Hundreds of federal employees may have improperly reaped millions in Social Security disability benefits, according to a government watchdog that caught workers at several major agencies pocketing fraudulent payments. 

The Government Accountability Office issued a report that showed at least 1,500 federal employees may have wrongly received benefits. The group's investigation, which focused on two Social Security programs for people who have limited incomes due to disabilities, found several specific cases in which beneficiaries were earning well above the income cap while still receiving benefits. In one case, a Transportation Security Administration screener was overpaid $108,000, according to the report. 

"Our case studies ... confirmed some examples in which individuals received SSA disability payments that they were not entitled to receive," the GAO said in a letter to Sens. Tom Carper, D-Del.; John McCain, R-Ariz.; and Tom Coburn, R-Okla. Some of the payments were attributed to fraud, others to "administrative error," according to the report. The GAO found that the Social Security Administration does not use its own automated system to flag workers who may be earning too much income to qualify for benefits. 

"SSA's internal controls did not prevent improper and fraudulent payments," the GAO said. 

The report also found thousands of commercial drivers and transportation business owners who may be skirting the law. It focused in part on federal employees, estimating that 1,500 workers were receiving about $1.7 million monthly. Of them, one-quarter were U.S. Postal Service employees and 16 percent were Defense Department civilians. 

The report came with a DVD that showed employees double dipping -- by working and receiving benefits.

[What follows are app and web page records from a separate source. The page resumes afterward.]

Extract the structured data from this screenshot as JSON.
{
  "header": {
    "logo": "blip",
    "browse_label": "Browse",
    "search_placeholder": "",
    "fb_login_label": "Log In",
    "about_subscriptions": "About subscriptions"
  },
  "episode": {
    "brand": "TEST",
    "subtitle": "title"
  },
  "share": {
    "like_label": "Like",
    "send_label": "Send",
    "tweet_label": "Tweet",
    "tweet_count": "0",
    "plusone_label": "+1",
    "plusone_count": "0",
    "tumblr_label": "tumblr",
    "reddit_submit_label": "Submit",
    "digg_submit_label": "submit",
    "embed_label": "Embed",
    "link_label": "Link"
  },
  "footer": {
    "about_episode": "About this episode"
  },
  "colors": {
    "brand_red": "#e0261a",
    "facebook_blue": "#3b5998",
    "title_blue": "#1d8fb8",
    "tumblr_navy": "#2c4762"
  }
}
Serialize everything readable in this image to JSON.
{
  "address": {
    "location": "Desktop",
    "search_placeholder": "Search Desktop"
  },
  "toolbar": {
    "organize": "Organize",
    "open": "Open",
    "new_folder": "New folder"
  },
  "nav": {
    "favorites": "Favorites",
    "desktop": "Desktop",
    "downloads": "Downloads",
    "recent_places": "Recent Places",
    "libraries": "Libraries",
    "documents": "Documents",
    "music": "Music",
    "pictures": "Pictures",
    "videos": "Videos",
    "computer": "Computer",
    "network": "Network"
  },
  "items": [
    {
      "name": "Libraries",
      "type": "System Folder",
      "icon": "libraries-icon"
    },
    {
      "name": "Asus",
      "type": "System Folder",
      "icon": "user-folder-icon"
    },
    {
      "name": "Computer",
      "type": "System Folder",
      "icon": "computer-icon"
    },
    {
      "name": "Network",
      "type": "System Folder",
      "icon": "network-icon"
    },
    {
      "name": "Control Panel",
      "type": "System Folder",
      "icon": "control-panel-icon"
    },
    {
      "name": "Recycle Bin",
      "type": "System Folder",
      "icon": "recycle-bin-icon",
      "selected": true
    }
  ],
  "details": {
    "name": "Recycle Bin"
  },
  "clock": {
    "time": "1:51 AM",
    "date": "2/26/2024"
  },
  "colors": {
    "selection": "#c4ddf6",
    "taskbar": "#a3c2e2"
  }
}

The video showed overpayments to the TSA employee as well as Postal Service workers. 

According to the report, the TSA employee started receiving disability benefits in 1995 for "mood and anxiety disorders." But she started full-time work in 2003 and earned as much as $50,000; the income cap after which disability payments are supposed to stop was $940 per month in 2008. 

"Our investigation found that the beneficiary committed fraud in obtaining SSA disability payments," the report said. GAO said the employee told the Social Security Administration she did not want the agency to contact her employer for work information and that she would submit a report herself, though records indicate she never did. Her benefits have since been suspended. 

In another case, an X-ray technician for the Department of Veterans Affairs in California was overpaid about $22,000. According to the report, the worker started receiving payments in 2002 for an infection but continued to receive the money after returning to work in 2007. In yet another case, a Postal Service worker in Michigan received an overpayment of about $45,000. That worker was approved for "mood and personality disorders" in 2004 but returned to work later that year. The payments continued through early 2007, and then picked up again in late 2008. According to the report, a repayment of about $37,000 was made in 2008. 

Many of these workers received a $250 economic stimulus payment on top of the overpayments. 

The report also found problems in the private sector. The GAO found 62,000 workers who received commercial driver's licenses after they were deemed eligible for full disability benefits, "an indication that these individuals may no longer have serious medical conditions." The investigation revealed 7,900 people with "registered transportation businesses" receiving the benefits. The GAO clarified that a more thorough investigation would be needed to see whether those payments were fraudulent, improper or both. 

The GAO suggested that the Social Security Administration start making better use of its automated system to catch overpayments in the future. The agency uses the system to track increases in monthly earnings in order to compute changes in benefits payments, but it doesn't use the system to flag people who return to work and may be eligible to have their benefits suspended.